Stored data entries

○ ○ ○ ○ ○ ○ ○

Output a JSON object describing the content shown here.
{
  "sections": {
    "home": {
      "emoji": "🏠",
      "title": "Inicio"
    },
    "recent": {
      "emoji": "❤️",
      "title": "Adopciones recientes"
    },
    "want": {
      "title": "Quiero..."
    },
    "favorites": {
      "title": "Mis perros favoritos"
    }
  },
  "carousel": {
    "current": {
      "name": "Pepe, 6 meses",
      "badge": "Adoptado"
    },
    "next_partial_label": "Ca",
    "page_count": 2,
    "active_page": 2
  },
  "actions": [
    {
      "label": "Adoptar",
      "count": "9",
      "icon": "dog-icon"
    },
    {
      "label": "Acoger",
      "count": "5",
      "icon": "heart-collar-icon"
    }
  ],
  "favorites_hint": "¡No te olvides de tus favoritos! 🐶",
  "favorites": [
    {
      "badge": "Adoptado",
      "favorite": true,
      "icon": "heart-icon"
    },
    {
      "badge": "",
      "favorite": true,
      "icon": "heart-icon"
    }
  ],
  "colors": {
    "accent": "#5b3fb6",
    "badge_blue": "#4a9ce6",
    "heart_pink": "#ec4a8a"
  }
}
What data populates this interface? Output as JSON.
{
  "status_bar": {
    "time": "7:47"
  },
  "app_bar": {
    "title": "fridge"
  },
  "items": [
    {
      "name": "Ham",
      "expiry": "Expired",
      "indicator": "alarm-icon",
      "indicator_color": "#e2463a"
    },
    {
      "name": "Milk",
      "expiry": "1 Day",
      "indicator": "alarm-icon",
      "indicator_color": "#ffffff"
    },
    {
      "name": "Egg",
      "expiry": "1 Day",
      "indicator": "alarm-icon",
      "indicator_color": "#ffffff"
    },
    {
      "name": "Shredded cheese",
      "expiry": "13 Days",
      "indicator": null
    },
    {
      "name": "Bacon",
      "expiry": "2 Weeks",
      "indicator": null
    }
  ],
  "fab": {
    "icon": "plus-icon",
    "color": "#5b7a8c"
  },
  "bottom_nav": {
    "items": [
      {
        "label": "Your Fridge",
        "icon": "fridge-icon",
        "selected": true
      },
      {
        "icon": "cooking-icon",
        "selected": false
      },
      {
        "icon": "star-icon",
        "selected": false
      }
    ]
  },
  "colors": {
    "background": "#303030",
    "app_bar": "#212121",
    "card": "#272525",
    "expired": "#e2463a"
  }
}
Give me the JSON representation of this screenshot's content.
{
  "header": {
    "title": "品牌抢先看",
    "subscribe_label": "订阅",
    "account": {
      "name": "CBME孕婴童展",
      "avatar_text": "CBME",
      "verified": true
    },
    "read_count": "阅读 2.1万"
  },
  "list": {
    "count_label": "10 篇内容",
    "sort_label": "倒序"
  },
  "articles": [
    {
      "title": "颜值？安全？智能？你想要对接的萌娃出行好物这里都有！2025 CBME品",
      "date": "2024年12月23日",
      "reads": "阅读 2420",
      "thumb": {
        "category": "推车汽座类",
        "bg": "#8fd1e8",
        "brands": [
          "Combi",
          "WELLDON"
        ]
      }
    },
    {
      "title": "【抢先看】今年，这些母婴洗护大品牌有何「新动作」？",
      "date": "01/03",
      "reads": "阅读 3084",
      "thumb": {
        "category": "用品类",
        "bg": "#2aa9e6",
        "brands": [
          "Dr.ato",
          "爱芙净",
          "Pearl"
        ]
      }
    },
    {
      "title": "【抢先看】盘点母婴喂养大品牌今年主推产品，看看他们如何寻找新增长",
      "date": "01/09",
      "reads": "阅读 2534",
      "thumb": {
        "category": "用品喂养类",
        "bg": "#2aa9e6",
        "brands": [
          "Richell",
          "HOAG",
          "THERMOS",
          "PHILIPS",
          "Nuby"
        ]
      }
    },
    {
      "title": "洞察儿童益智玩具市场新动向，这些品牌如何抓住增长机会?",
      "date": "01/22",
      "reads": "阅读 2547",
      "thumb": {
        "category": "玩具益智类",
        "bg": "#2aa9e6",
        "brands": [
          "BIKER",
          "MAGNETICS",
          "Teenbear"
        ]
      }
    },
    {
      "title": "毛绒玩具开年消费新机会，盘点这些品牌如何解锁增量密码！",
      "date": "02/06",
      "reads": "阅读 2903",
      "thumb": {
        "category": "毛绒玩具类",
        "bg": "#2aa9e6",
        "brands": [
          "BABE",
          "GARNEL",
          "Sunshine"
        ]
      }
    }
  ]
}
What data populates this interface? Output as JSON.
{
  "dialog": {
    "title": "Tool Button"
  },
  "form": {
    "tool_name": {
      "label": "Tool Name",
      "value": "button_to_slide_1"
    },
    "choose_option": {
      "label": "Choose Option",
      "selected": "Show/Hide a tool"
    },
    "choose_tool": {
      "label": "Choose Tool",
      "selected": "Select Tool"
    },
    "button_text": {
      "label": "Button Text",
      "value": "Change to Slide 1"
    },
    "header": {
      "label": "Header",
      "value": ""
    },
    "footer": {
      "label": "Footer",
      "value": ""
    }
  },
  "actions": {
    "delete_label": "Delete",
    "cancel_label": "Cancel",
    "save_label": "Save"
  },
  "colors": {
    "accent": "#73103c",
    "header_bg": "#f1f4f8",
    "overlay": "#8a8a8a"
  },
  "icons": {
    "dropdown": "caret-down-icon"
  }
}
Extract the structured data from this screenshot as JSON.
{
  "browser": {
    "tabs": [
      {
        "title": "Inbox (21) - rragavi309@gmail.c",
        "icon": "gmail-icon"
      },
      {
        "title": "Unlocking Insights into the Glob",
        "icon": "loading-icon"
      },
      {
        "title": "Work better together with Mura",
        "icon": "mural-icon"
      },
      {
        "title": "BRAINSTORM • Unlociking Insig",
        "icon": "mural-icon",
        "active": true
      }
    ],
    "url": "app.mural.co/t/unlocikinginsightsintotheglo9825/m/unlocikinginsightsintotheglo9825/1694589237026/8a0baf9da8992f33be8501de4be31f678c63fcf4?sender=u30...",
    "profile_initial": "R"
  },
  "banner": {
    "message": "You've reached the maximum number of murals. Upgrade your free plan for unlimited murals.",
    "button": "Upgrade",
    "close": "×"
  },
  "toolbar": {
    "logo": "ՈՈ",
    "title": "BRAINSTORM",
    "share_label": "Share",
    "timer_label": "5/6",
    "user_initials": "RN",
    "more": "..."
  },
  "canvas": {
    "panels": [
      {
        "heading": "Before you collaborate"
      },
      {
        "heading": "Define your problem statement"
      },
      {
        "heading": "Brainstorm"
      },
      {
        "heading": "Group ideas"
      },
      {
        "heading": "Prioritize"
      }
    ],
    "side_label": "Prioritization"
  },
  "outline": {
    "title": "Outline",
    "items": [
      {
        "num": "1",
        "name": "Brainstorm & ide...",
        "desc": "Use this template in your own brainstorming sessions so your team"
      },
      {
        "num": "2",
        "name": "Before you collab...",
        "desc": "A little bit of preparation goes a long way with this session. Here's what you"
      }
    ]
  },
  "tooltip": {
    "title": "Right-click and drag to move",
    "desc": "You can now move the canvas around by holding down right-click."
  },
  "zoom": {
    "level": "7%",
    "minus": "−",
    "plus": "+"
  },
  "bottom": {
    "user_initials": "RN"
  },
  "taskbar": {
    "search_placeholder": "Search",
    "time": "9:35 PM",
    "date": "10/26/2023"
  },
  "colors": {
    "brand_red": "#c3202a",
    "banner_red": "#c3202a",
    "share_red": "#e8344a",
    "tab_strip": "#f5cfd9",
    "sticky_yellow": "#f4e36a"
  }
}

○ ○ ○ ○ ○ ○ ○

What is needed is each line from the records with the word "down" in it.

ANSWER AREA:
    "dropdown": "caret-down-icon"
    "desc": "You can now move the canvas around by holding down right-click."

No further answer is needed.